▶ Given data:
-- Opening Marker --

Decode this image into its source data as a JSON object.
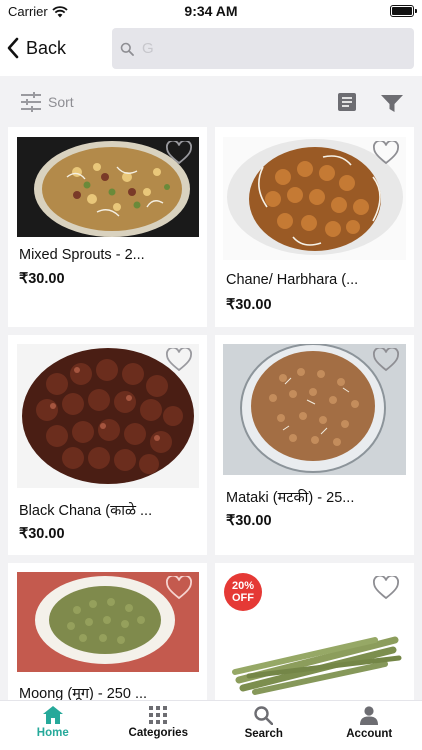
{
  "status_bar": {
    "carrier": "Carrier",
    "time": "9:34 AM"
  },
  "header": {
    "back_label": "Back",
    "search": {
      "value": "",
      "placeholder": "G"
    }
  },
  "toolbar": {
    "sort_label": "Sort"
  },
  "products": [
    {
      "name": "Mixed Sprouts - 2...",
      "price": "₹30.00"
    },
    {
      "name": "Chane/ Harbhara (...",
      "price": "₹30.00"
    },
    {
      "name": "Black Chana (काळे ...",
      "price": "₹30.00"
    },
    {
      "name": "Mataki (मटकी) - 25...",
      "price": "₹30.00"
    },
    {
      "name": "Moong (मूग) - 250 ...",
      "price": ""
    },
    {
      "name": "",
      "price": "",
      "badge": {
        "line1": "20%",
        "line2": "OFF"
      }
    }
  ],
  "tabs": [
    {
      "label": "Home",
      "icon": "home-icon",
      "active": true
    },
    {
      "label": "Categories",
      "icon": "grid-icon",
      "active": false
    },
    {
      "label": "Search",
      "icon": "search-icon",
      "active": false
    },
    {
      "label": "Account",
      "icon": "person-icon",
      "active": false
    }
  ],
  "colors": {
    "accent": "#26a99a",
    "badge": "#e53935",
    "background": "#f2f2f4"
  }
}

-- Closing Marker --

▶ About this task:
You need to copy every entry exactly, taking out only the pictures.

▶ Task solution:
Decode this image into its source data as a JSON object.
{
  "status_bar": {
    "carrier": "Carrier",
    "time": "9:34 AM"
  },
  "header": {
    "back_label": "Back",
    "search": {
      "value": "",
      "placeholder": "G"
    }
  },
  "toolbar": {
    "sort_label": "Sort"
  },
  "products": [
    {
      "name": "Mixed Sprouts - 2...",
      "price": "₹30.00"
    },
    {
      "name": "Chane/ Harbhara (...",
      "price": "₹30.00"
    },
    {
      "name": "Black Chana (काळे ...",
      "price": "₹30.00"
    },
    {
      "name": "Mataki (मटकी) - 25...",
      "price": "₹30.00"
    },
    {
      "name": "Moong (मूग) - 250 ...",
      "price": ""
    },
    {
      "name": "",
      "price": "",
      "badge": {
        "line1": "20%",
        "line2": "OFF"
      }
    }
  ],
  "tabs": [
    {
      "label": "Home",
      "icon": "home-icon",
      "active": true
    },
    {
      "label": "Categories",
      "icon": "grid-icon",
      "active": false
    },
    {
      "label": "Search",
      "icon": "search-icon",
      "active": false
    },
    {
      "label": "Account",
      "icon": "person-icon",
      "active": false
    }
  ],
  "colors": {
    "accent": "#26a99a",
    "badge": "#e53935",
    "background": "#f2f2f4"
  }
}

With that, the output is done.